- EXERCISE INSTRUCTIONS: A verbatim copy of the full data, with no pictures, is the expected answer.

- DATA TO PROCESS:
--- START ---

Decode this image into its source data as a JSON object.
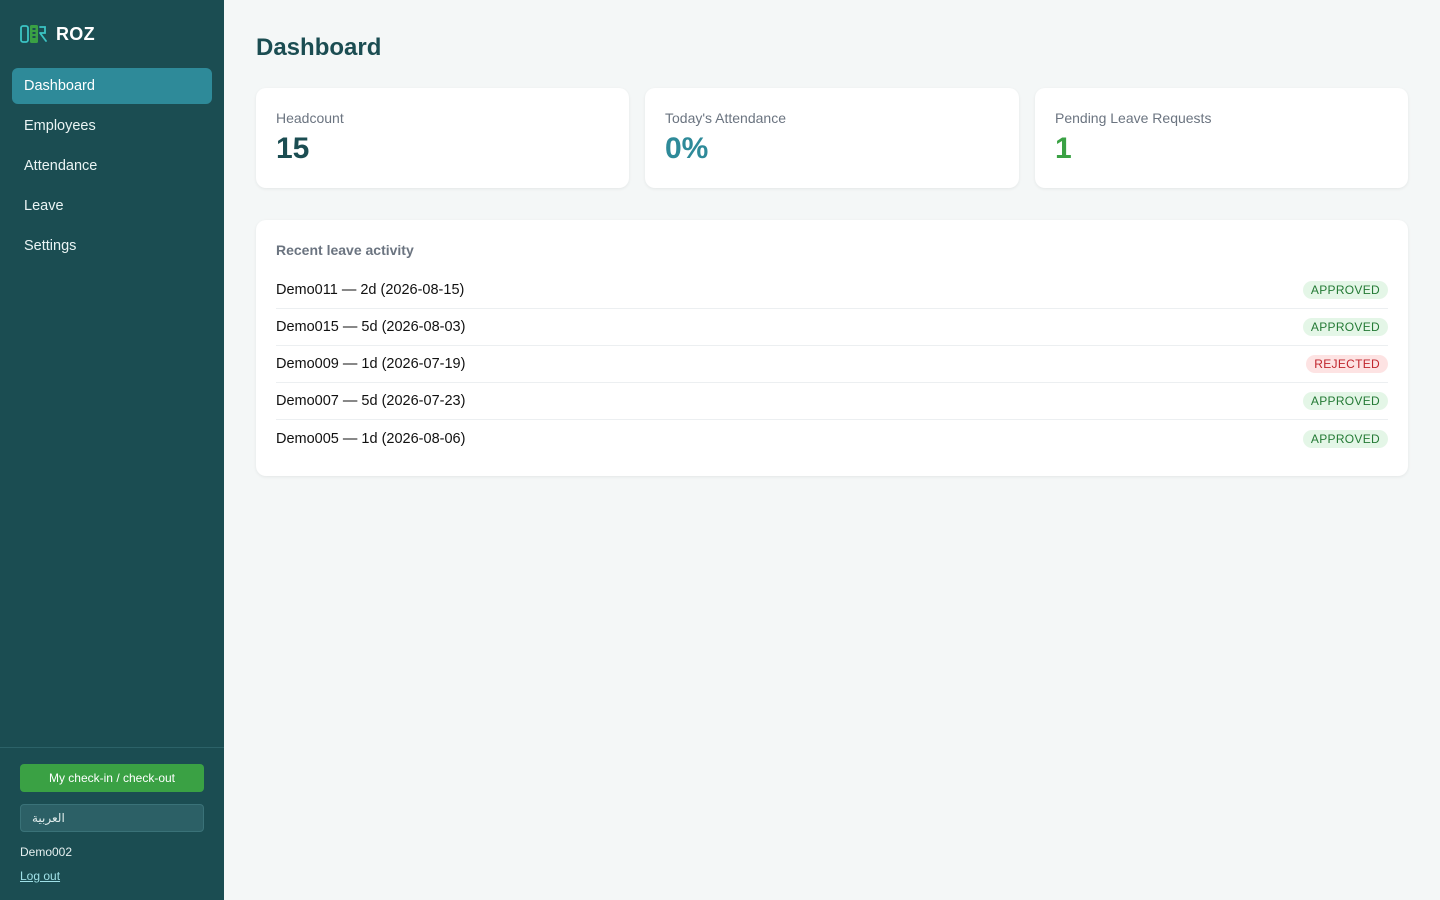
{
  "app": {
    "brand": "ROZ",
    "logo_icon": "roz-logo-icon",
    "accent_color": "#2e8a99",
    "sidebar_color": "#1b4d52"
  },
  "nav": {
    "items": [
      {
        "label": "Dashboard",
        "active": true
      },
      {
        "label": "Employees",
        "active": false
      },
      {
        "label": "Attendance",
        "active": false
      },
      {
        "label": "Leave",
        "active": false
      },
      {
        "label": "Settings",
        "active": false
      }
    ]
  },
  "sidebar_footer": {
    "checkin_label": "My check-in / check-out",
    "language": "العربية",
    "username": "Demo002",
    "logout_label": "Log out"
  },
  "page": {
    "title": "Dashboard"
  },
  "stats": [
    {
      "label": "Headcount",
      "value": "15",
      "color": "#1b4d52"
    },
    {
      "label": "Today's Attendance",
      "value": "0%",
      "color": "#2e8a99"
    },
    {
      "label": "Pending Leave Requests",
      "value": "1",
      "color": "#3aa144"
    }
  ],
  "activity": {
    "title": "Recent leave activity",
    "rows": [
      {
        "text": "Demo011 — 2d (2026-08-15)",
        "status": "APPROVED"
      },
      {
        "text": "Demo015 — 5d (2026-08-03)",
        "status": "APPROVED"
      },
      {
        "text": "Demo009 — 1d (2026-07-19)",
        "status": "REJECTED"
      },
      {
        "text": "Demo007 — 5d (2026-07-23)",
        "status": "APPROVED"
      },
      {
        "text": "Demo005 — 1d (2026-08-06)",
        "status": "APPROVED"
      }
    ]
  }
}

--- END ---

- PROBLEM SOLUTION:
Decode this image into its source data as a JSON object.
{
  "app": {
    "brand": "ROZ",
    "logo_icon": "roz-logo-icon",
    "accent_color": "#2e8a99",
    "sidebar_color": "#1b4d52"
  },
  "nav": {
    "items": [
      {
        "label": "Dashboard",
        "active": true
      },
      {
        "label": "Employees",
        "active": false
      },
      {
        "label": "Attendance",
        "active": false
      },
      {
        "label": "Leave",
        "active": false
      },
      {
        "label": "Settings",
        "active": false
      }
    ]
  },
  "sidebar_footer": {
    "checkin_label": "My check-in / check-out",
    "language": "العربية",
    "username": "Demo002",
    "logout_label": "Log out"
  },
  "page": {
    "title": "Dashboard"
  },
  "stats": [
    {
      "label": "Headcount",
      "value": "15",
      "color": "#1b4d52"
    },
    {
      "label": "Today's Attendance",
      "value": "0%",
      "color": "#2e8a99"
    },
    {
      "label": "Pending Leave Requests",
      "value": "1",
      "color": "#3aa144"
    }
  ],
  "activity": {
    "title": "Recent leave activity",
    "rows": [
      {
        "text": "Demo011 — 2d (2026-08-15)",
        "status": "APPROVED"
      },
      {
        "text": "Demo015 — 5d (2026-08-03)",
        "status": "APPROVED"
      },
      {
        "text": "Demo009 — 1d (2026-07-19)",
        "status": "REJECTED"
      },
      {
        "text": "Demo007 — 5d (2026-07-23)",
        "status": "APPROVED"
      },
      {
        "text": "Demo005 — 1d (2026-08-06)",
        "status": "APPROVED"
      }
    ]
  }
}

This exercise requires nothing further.